==== The data ====
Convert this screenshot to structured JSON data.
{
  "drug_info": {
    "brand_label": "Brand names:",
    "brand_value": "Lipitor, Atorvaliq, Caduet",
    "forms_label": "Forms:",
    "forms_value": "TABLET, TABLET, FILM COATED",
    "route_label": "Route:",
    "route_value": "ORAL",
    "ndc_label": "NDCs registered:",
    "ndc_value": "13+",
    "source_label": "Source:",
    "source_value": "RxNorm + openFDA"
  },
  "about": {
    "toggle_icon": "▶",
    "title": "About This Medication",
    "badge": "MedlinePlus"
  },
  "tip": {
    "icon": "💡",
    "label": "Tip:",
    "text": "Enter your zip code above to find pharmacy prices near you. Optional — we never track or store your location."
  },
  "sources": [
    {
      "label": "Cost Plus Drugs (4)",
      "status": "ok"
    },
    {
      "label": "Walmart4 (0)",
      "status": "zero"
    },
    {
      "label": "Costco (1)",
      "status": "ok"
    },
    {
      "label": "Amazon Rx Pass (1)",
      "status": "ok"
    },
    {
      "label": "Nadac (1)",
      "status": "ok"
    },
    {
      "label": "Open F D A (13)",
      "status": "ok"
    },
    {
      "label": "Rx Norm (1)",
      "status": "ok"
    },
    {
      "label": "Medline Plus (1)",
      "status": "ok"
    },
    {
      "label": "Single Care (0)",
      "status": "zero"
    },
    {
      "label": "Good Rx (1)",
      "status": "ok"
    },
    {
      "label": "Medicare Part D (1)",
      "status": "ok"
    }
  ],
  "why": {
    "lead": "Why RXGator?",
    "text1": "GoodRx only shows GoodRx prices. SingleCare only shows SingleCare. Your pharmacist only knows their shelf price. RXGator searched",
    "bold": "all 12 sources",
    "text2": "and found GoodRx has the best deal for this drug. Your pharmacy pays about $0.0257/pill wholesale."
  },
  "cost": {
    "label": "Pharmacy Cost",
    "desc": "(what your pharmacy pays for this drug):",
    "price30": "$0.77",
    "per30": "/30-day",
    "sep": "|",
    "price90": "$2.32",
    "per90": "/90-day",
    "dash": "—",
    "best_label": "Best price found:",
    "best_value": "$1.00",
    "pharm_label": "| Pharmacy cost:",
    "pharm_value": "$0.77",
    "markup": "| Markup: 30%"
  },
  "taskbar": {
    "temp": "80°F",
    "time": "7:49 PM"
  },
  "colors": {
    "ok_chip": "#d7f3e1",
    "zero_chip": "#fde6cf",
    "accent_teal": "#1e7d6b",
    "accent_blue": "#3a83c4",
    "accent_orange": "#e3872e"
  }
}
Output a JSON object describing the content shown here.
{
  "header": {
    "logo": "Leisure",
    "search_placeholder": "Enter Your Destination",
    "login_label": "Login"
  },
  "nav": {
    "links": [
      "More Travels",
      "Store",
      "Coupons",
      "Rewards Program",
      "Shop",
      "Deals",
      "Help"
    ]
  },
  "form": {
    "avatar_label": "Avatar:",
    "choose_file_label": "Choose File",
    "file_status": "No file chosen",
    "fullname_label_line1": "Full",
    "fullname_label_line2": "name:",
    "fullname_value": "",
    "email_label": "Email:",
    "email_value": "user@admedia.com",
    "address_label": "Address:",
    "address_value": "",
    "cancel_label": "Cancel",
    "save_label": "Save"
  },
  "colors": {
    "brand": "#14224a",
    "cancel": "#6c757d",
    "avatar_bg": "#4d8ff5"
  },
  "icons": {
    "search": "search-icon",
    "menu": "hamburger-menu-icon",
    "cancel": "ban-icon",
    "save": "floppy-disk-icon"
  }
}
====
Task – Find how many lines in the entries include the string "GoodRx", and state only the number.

Answer to the problem – 2